__Task objective__
If a line in the data holds the string "JSON", list it.

### Data for review

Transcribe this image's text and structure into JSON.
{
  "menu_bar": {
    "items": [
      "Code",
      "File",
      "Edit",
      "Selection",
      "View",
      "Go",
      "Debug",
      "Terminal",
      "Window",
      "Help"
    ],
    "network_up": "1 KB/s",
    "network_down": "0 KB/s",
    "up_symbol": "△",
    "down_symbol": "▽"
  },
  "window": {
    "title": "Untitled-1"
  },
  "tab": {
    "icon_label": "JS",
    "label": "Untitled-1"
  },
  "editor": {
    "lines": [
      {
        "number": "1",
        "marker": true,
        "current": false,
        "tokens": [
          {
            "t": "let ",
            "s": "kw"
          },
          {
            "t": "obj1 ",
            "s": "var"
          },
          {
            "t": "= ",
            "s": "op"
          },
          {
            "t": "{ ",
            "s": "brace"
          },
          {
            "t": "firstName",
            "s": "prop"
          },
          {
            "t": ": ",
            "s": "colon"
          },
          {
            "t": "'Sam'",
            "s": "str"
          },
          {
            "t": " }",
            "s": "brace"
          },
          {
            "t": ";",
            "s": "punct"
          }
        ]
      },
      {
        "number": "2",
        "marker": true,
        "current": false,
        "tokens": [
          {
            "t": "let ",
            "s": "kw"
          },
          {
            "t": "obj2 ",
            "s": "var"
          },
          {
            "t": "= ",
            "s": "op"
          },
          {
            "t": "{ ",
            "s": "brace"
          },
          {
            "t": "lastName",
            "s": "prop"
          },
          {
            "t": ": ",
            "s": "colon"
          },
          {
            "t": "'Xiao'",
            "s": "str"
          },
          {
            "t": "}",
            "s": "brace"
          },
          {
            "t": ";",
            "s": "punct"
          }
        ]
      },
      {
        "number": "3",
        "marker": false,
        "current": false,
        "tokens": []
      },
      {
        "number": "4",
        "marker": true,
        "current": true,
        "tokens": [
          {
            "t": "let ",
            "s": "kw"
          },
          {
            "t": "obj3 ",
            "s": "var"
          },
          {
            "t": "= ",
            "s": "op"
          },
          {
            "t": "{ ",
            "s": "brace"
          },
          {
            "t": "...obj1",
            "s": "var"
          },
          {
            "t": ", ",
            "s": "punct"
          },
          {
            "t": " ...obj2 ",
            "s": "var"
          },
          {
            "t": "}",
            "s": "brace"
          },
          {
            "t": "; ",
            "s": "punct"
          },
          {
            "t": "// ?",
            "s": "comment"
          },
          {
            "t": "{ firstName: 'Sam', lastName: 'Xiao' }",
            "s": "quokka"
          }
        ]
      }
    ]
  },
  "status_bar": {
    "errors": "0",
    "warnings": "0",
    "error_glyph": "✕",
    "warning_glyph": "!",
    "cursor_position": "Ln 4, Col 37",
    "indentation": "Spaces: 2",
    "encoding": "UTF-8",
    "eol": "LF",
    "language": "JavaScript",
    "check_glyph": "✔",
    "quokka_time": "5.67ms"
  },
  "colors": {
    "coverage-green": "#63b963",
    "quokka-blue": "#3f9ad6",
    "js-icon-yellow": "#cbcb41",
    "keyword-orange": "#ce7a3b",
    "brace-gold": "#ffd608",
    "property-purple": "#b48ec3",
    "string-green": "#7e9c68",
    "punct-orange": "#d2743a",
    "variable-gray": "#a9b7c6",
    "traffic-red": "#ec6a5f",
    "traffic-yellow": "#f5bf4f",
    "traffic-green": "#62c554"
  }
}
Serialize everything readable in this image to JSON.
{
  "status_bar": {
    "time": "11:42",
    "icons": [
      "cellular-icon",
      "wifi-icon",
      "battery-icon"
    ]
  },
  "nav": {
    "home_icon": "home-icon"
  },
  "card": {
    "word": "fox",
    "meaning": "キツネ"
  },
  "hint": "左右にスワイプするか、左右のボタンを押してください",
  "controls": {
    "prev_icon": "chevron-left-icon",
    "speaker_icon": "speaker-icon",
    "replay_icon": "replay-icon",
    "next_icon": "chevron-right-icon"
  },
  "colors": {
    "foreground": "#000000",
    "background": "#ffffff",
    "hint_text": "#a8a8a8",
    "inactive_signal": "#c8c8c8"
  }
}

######

__Solution below__
Transcribe this image's text and structure into JSON.
Serialize everything readable in this image to JSON.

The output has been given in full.